● Data to process
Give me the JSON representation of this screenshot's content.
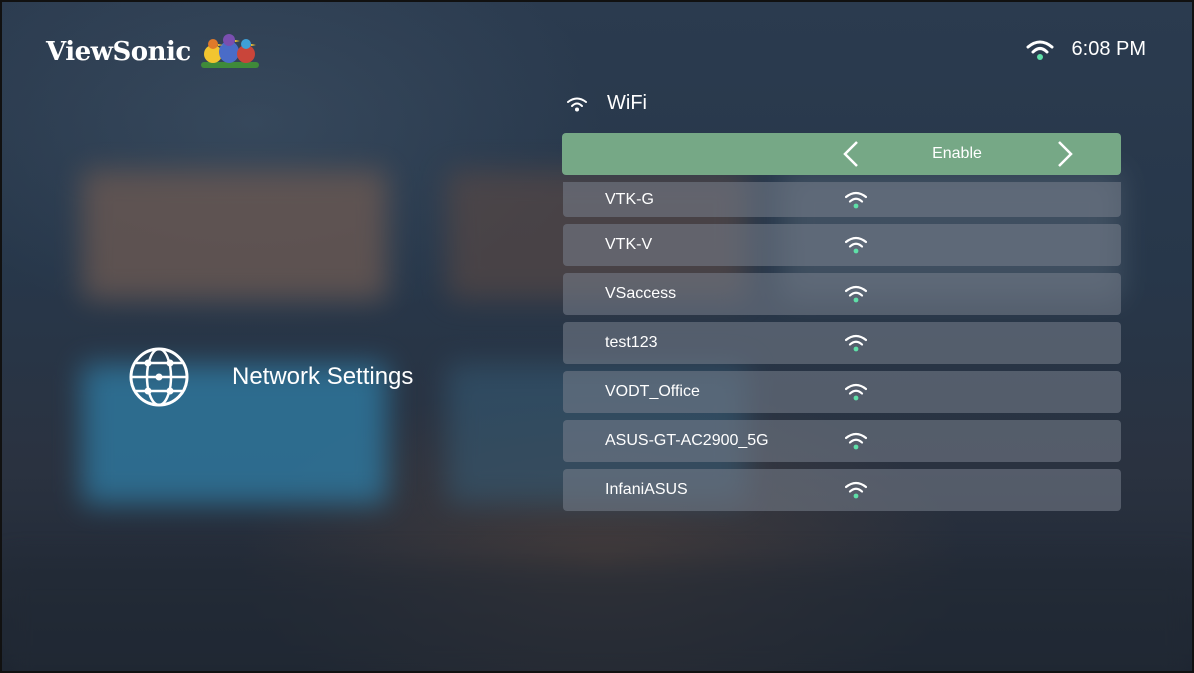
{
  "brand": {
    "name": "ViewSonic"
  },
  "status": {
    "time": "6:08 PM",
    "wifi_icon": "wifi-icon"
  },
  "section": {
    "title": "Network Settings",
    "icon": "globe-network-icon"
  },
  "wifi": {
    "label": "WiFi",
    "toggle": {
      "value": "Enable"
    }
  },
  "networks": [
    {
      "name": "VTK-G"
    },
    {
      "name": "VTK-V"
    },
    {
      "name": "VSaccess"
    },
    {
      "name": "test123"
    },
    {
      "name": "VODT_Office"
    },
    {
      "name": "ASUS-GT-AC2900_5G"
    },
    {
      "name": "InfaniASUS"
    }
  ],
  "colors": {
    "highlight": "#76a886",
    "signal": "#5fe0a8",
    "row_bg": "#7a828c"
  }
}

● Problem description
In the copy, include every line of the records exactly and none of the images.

● Written reply
Give me the JSON representation of this screenshot's content.
{
  "brand": {
    "name": "ViewSonic"
  },
  "status": {
    "time": "6:08 PM",
    "wifi_icon": "wifi-icon"
  },
  "section": {
    "title": "Network Settings",
    "icon": "globe-network-icon"
  },
  "wifi": {
    "label": "WiFi",
    "toggle": {
      "value": "Enable"
    }
  },
  "networks": [
    {
      "name": "VTK-G"
    },
    {
      "name": "VTK-V"
    },
    {
      "name": "VSaccess"
    },
    {
      "name": "test123"
    },
    {
      "name": "VODT_Office"
    },
    {
      "name": "ASUS-GT-AC2900_5G"
    },
    {
      "name": "InfaniASUS"
    }
  ],
  "colors": {
    "highlight": "#76a886",
    "signal": "#5fe0a8",
    "row_bg": "#7a828c"
  }
}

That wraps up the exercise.